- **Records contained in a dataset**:
========================================================================

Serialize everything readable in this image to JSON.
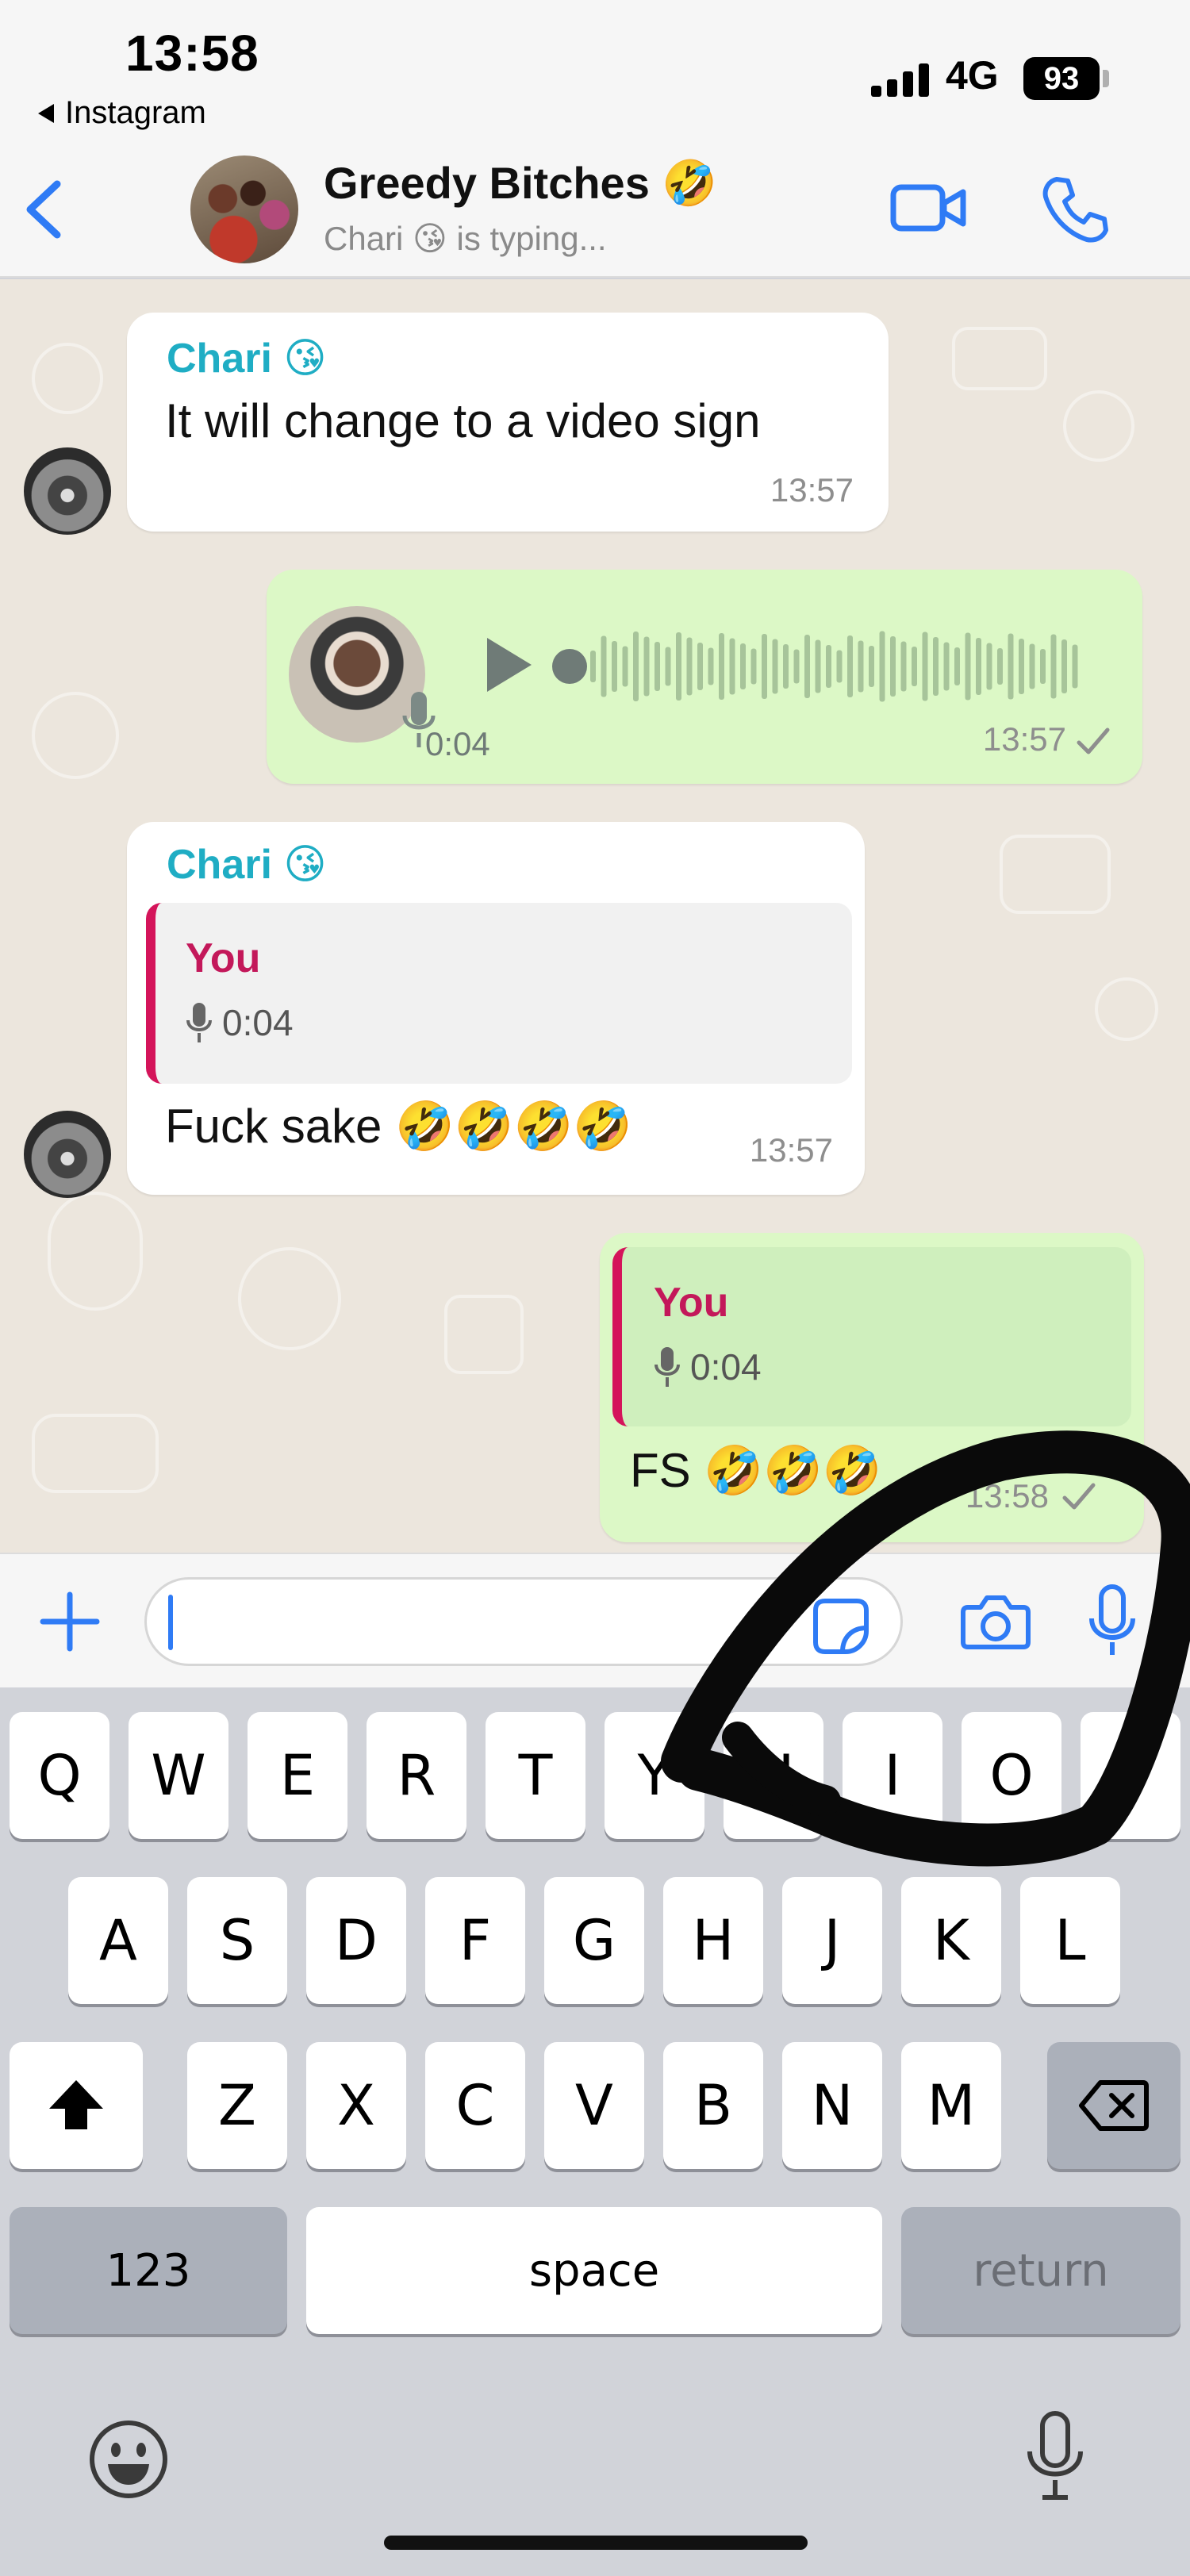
{
  "status_bar": {
    "time": "13:58",
    "back_app": "Instagram",
    "network": "4G",
    "battery": "93"
  },
  "header": {
    "title": "Greedy Bitches 🤣",
    "subtitle": "Chari 😘 is typing..."
  },
  "messages": [
    {
      "type": "incoming_text",
      "sender": "Chari 😘",
      "text": "It will change to a video sign",
      "time": "13:57"
    },
    {
      "type": "outgoing_voice",
      "duration": "0:04",
      "time": "13:57",
      "status": "sent"
    },
    {
      "type": "incoming_reply",
      "sender": "Chari 😘",
      "quoted_name": "You",
      "quoted_voice": "0:04",
      "text": "Fuck sake 🤣🤣🤣🤣",
      "time": "13:57"
    },
    {
      "type": "outgoing_reply",
      "quoted_name": "You",
      "quoted_voice": "0:04",
      "text": "FS 🤣🤣🤣",
      "time": "13:58"
    }
  ],
  "keyboard": {
    "row1": [
      "Q",
      "W",
      "E",
      "R",
      "T",
      "Y",
      "U",
      "I",
      "O",
      "P"
    ],
    "row2": [
      "A",
      "S",
      "D",
      "F",
      "G",
      "H",
      "J",
      "K",
      "L"
    ],
    "row3": [
      "Z",
      "X",
      "C",
      "V",
      "B",
      "N",
      "M"
    ],
    "numbers": "123",
    "space": "space",
    "return": "return"
  },
  "colors": {
    "accent": "#2f7bf5",
    "sender_name": "#1fadc4",
    "quote_name": "#c3185a",
    "outgoing_bubble": "#dcf8c6",
    "chat_background": "#ece6dd"
  },
  "icons": [
    "back-chevron-icon",
    "video-call-icon",
    "phone-icon",
    "play-icon",
    "mic-icon",
    "plus-icon",
    "sticker-icon",
    "camera-icon",
    "shift-icon",
    "backspace-icon",
    "emoji-icon",
    "dictation-icon"
  ]
}
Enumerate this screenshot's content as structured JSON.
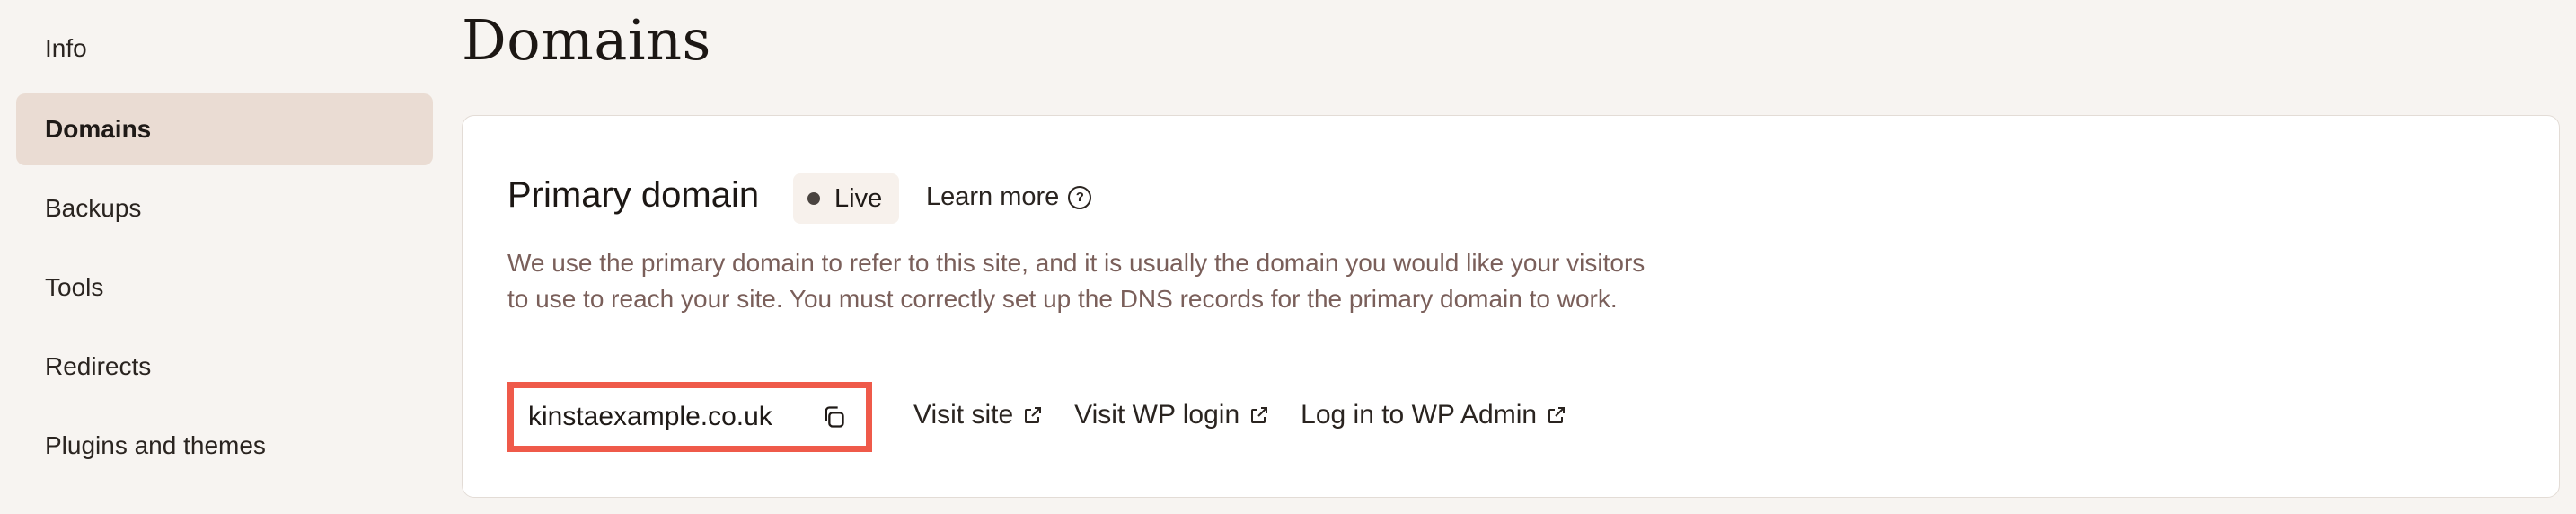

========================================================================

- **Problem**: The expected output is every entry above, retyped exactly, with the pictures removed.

- **Written response**:
Serialize everything readable in this image to JSON.
{
  "status_bar": {
    "time": "13:58",
    "back_app": "Instagram",
    "network": "4G",
    "battery": "93"
  },
  "header": {
    "title": "Greedy Bitches 🤣",
    "subtitle": "Chari 😘 is typing..."
  },
  "messages": [
    {
      "type": "incoming_text",
      "sender": "Chari 😘",
      "text": "It will change to a video sign",
      "time": "13:57"
    },
    {
      "type": "outgoing_voice",
      "duration": "0:04",
      "time": "13:57",
      "status": "sent"
    },
    {
      "type": "incoming_reply",
      "sender": "Chari 😘",
      "quoted_name": "You",
      "quoted_voice": "0:04",
      "text": "Fuck sake 🤣🤣🤣🤣",
      "time": "13:57"
    },
    {
      "type": "outgoing_reply",
      "quoted_name": "You",
      "quoted_voice": "0:04",
      "text": "FS 🤣🤣🤣",
      "time": "13:58"
    }
  ],
  "keyboard": {
    "row1": [
      "Q",
      "W",
      "E",
      "R",
      "T",
      "Y",
      "U",
      "I",
      "O",
      "P"
    ],
    "row2": [
      "A",
      "S",
      "D",
      "F",
      "G",
      "H",
      "J",
      "K",
      "L"
    ],
    "row3": [
      "Z",
      "X",
      "C",
      "V",
      "B",
      "N",
      "M"
    ],
    "numbers": "123",
    "space": "space",
    "return": "return"
  },
  "colors": {
    "accent": "#2f7bf5",
    "sender_name": "#1fadc4",
    "quote_name": "#c3185a",
    "outgoing_bubble": "#dcf8c6",
    "chat_background": "#ece6dd"
  },
  "icons": [
    "back-chevron-icon",
    "video-call-icon",
    "phone-icon",
    "play-icon",
    "mic-icon",
    "plus-icon",
    "sticker-icon",
    "camera-icon",
    "shift-icon",
    "backspace-icon",
    "emoji-icon",
    "dictation-icon"
  ]
}
Enumerate this screenshot's content as structured JSON.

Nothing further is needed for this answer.